The scary part? We do this in our marriages all the time.
When you’re a young family, there are a lot of errors going on. Benedict will roll around on the floor until he gets into trouble. Alison forgets to lock the car. I screw up the daily schedule and don’t make dinner on time. It’s part of the human existence to make mistakes. If I spend time blaming Alison for something going wrong, I reduce the amount of time I have to either fix the issue or respond in love.
Blame creates division. Division leads to fights.
That simple chain of events results in what I would estimate to be the vast majority of marital fights. So when something goes wrong, how should we respond? We have three options:

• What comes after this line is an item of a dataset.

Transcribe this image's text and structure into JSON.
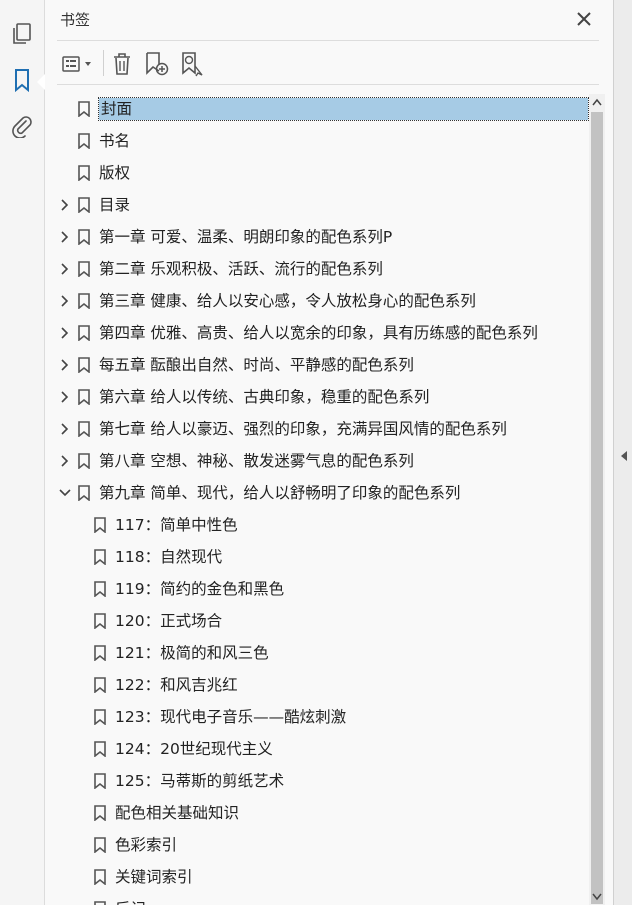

- Ignore fault. Let’s face it, most of the things that go “wrong” in our daily life are completely inconsequential. Who cares if dinner isn’t ready on time and we eat 30 minutes late. Does it really matter that the car was unlocked for the 15 minutes we were in the store? So the kids got into something they shouldn’t have. They’re kids… it’s what they do. If we chose to just not care about who caused the situation, we can devote our energy to other worthwhile things.
- Acknowledge it was an accident. Your wife does very few things to intentionally offend you. Hopefully it’s vice versa. So when something happens, she didn’t do it on purpose. Acknowledge that she’s human and just move on with your life.
- Respond in love. Many of our mistakes are embarrassing. Screwing up the finances, getting into a car accident, or even your child eating something they shouldn’t have. When you know you’re the root cause, it’s a miserable feeling. Understand that your wife is going through those emotions and show her that it’s not a big deal and that you still love her.
Don’t let blame ruin your relationship. It’s an exercise in wasted time and effort.